Is a Career in Medicine Right for You? — Medical School & Residency
Consider Educational Expenses
The national average debt for medical students is more than $100,000, and the cost of tuition continues to rise. While medical education is expensive, it is an investment with a rewarding career and an above average income. If you choose a career in primary care, there are many loan forgiveness and loan repayment program options available. Ninety percent of medical school students incur some type of student loans to finance their education.
To learn more about paying off debt from student loans, visit the Debt Management section, where you can download and print a guide to use as reference throughout medical school.
Expect to Be Challenged

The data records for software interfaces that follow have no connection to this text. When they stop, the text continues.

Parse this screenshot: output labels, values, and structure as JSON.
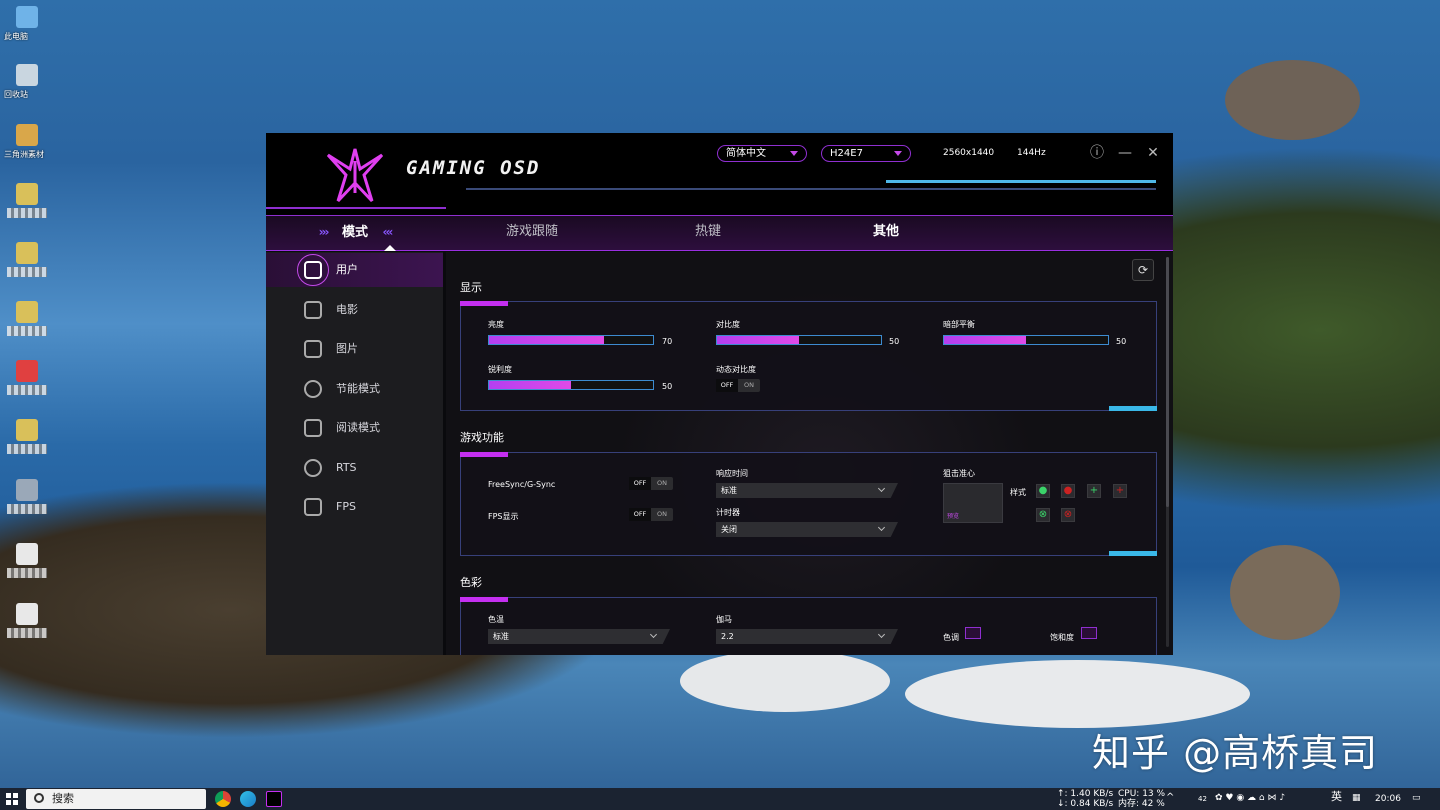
{
  "desktop": {
    "icons": [
      {
        "label": "此电脑",
        "icon": "computer-icon",
        "blurred": false
      },
      {
        "label": "回收站",
        "icon": "recycle-bin-icon",
        "blurred": false
      },
      {
        "label": "三角洲素材",
        "icon": "folder-icon",
        "blurred": false
      },
      {
        "label": "",
        "icon": "file-icon",
        "blurred": true
      },
      {
        "label": "",
        "icon": "file-icon",
        "blurred": true
      },
      {
        "label": "",
        "icon": "file-icon",
        "blurred": true
      },
      {
        "label": "",
        "icon": "file-icon",
        "blurred": true
      },
      {
        "label": "",
        "icon": "file-icon",
        "blurred": true
      },
      {
        "label": "",
        "icon": "file-icon",
        "blurred": true
      },
      {
        "label": "",
        "icon": "file-icon",
        "blurred": true
      },
      {
        "label": "",
        "icon": "file-icon",
        "blurred": true
      }
    ],
    "watermark": "知乎 @高桥真司"
  },
  "app": {
    "logo_text": "GAMING OSD",
    "language": "简体中文",
    "monitor": "H24E7",
    "resolution": "2560x1440",
    "refresh_rate": "144Hz",
    "accent": "#c42ff0",
    "accent2": "#3ab8e8",
    "tabs": [
      {
        "label": "模式",
        "active": true
      },
      {
        "label": "游戏跟随",
        "active": false
      },
      {
        "label": "热键",
        "active": false
      },
      {
        "label": "其他",
        "active": false
      }
    ],
    "sidebar": [
      {
        "label": "用户",
        "icon": "user-icon",
        "active": true
      },
      {
        "label": "电影",
        "icon": "movie-icon",
        "active": false
      },
      {
        "label": "图片",
        "icon": "picture-icon",
        "active": false
      },
      {
        "label": "节能模式",
        "icon": "eco-icon",
        "active": false
      },
      {
        "label": "阅读模式",
        "icon": "reading-icon",
        "active": false
      },
      {
        "label": "RTS",
        "icon": "rts-icon",
        "active": false
      },
      {
        "label": "FPS",
        "icon": "fps-icon",
        "active": false
      }
    ],
    "display": {
      "title": "显示",
      "brightness": {
        "label": "亮度",
        "value": 70
      },
      "contrast": {
        "label": "对比度",
        "value": 50
      },
      "dark_balance": {
        "label": "暗部平衡",
        "value": 50
      },
      "sharpness": {
        "label": "锐利度",
        "value": 50
      },
      "dynamic_contrast": {
        "label": "动态对比度",
        "off": "OFF",
        "on": "ON",
        "state": "OFF"
      }
    },
    "gaming": {
      "title": "游戏功能",
      "freesync": {
        "label": "FreeSync/G-Sync",
        "off": "OFF",
        "on": "ON",
        "state": "OFF"
      },
      "fps_display": {
        "label": "FPS显示",
        "off": "OFF",
        "on": "ON",
        "state": "OFF"
      },
      "response_time": {
        "label": "响应时间",
        "value": "标准"
      },
      "timer": {
        "label": "计时器",
        "value": "关闭"
      },
      "crosshair": {
        "label": "狙击准心",
        "style_label": "样式",
        "preview": "预览"
      }
    },
    "color": {
      "title": "色彩",
      "color_temp": {
        "label": "色温",
        "value": "标准"
      },
      "gamma": {
        "label": "伽马",
        "value": "2.2"
      },
      "hue": {
        "label": "色调"
      },
      "saturation": {
        "label": "饱和度"
      }
    }
  },
  "taskbar": {
    "search_placeholder": "搜索",
    "net_up": "↑: 1.40 KB/s",
    "net_down": "↓: 0.84 KB/s",
    "cpu": "CPU: 13 %",
    "memory": "内存: 42 %",
    "tray_num": "42",
    "ime": "英",
    "time": "20:06"
  }
}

Medical school admissions committees are looking for students who will be able to keep up with the coursework. Most medical students agree that the amount of material required during the first two years of pre-clinical study is exponentially higher than the workload during undergraduate school. During the third and fourth (clinical) years, there are also physical and psychological demands made by very long hours, hard work, and interaction with patients. Bottom line: It takes a highly motivated individual to pursue a career in medicine.
“What if I’m not sure about a career in medicine?”
If you have doubts, you should always keep your options open. Medicine is not for everyone. Choosing to pursue a career in medicine for prestige or financial rewards will likely be disappointing, as most physicians find that medicine is a vocation that requires a commitment to service, lifelong learning and the dedication to practice competently and compassionately.
The decision whether to stay on a pre-medical track can usually be deferred through the first two years of college without loss of credit when changing majors. This will give you time to gather as much information as possible about what medicine has to offer.